• If the order has already been shipped; you may return the item to us postmarked within 30 calendar days of delivery. Please contact our Live Support to inform that.
• Please contact Live Chat or click here to learn more return policy.
- What is HDMI?
Put simply, HDMI is a new connection type that carries both digital audio and digital video (at resolutions up to 1080p) in a single cable. It can be found on HDTV's, some high-definition cable and satellite boxes, upscaling DVD players, the new HD disc formats HD-DVD and Blu-ray, and it is slowly making its way to surround sound receivers and processors. If you are buying a new HDTV, you should make sure the set includes an HDMI input. If your existing HDTV has a DVI input, you can use an adapter or a cable with HDMI on one end and DVI on the other to feed HDMI video data to the TV (you'll need to make sure your set'd DVI input has HDCP copy protection protocols included, though).
- How does it work with my HDTV?
HDMI and DVI components can pass video data with no more help than an adapter or cable to convert from one connector to the other. In the case of some HDMI sources feeding data to a DVI display, you may run the risk of losing some blacker-than-black data due to the way the source's HDMI transmitter converts PCrBr video to RGB.
Many HDMI-equipped displays will accept audio over the HDMI connection. That support is likely to be limited to PCM stereo audio; the TV is not likely to have a Dolby Digital or DTS decoder to allow it to properly process a Dolby Digital 5.1 or DTS bitstream. If you are connecting an HDMI source straight to your TV and plan to use that connection for audio, you'll need to make sure you set the source up to provide PCM stereo. The source would then handle decoding any Dolby Digital bitstream to PCM. (DTS may not be supported by either the source or the display, which is why DVD's are mastered to default to a Dolby Digital audio track.)
- What is the difference between HDMI DVI and regular component video?

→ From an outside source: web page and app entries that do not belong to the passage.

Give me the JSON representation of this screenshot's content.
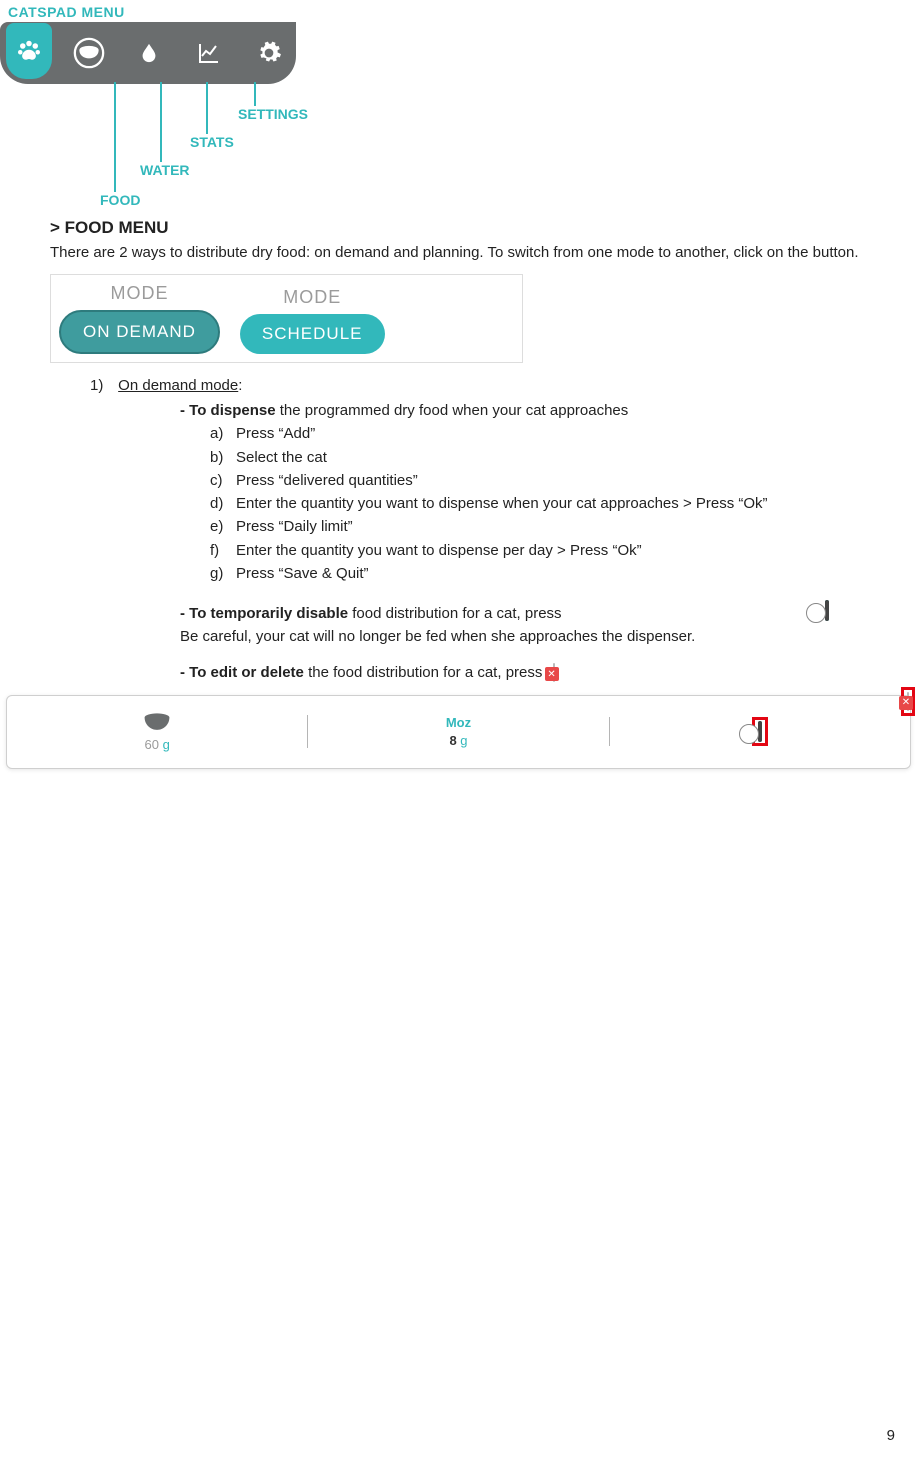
{
  "page_number": "9",
  "menu": {
    "title": "CATSPAD MENU",
    "labels": {
      "food": "FOOD",
      "water": "WATER",
      "stats": "STATS",
      "settings": "SETTINGS"
    }
  },
  "section": {
    "heading": "> FOOD MENU",
    "intro": "There are 2 ways to distribute dry food: on demand and planning. To switch from one mode to another, click on the button."
  },
  "modes": {
    "label": "MODE",
    "on_demand": "ON DEMAND",
    "schedule": "SCHEDULE"
  },
  "ondemand": {
    "num": "1)",
    "title": "On demand mode",
    "colon": ":",
    "dispense_lead_bold": "- To dispense",
    "dispense_lead_rest": " the programmed dry food when your cat approaches",
    "steps": {
      "a": "Press “Add”",
      "b": "Select the cat",
      "c": "Press “delivered quantities”",
      "d": "Enter the quantity you want to dispense when your cat approaches > Press “Ok”",
      "e": "Press “Daily limit”",
      "f": "Enter the quantity you want to dispense per day > Press “Ok”",
      "g": "Press “Save & Quit”"
    },
    "disable_bold": "- To temporarily disable",
    "disable_rest": " food distribution for a cat, press",
    "disable_warn": "Be careful, your cat will no longer be fed when she approaches the dispenser.",
    "edit_bold": "- To edit or delete",
    "edit_rest": " the food distribution for a cat, press"
  },
  "card": {
    "left_amount": "60",
    "left_unit": " g",
    "cat_name": "Moz",
    "right_amount": "8",
    "right_unit": " g"
  }
}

All 3 formats transmits video in component format, R,G,B. The fundamental difference between HDMI DVI and the 3 wire component video is that HDMI DVI carry the RGB signals in native digital format. The 3 wire component video carry the RGB in analog format. Since all new DVD, Settop box MPEG decoders fundamentally outputs in digital format, it is ideal to transmit digitally from the source to the monitor. In theory, this gives you the best performance since the Analog to Digital conversions needed to support the analog component video is eliminated. Put simply, if you are buying a HDTV it is fundamentally a digital device like a computer monitor, so it makes sense to keep all signals in native digital format.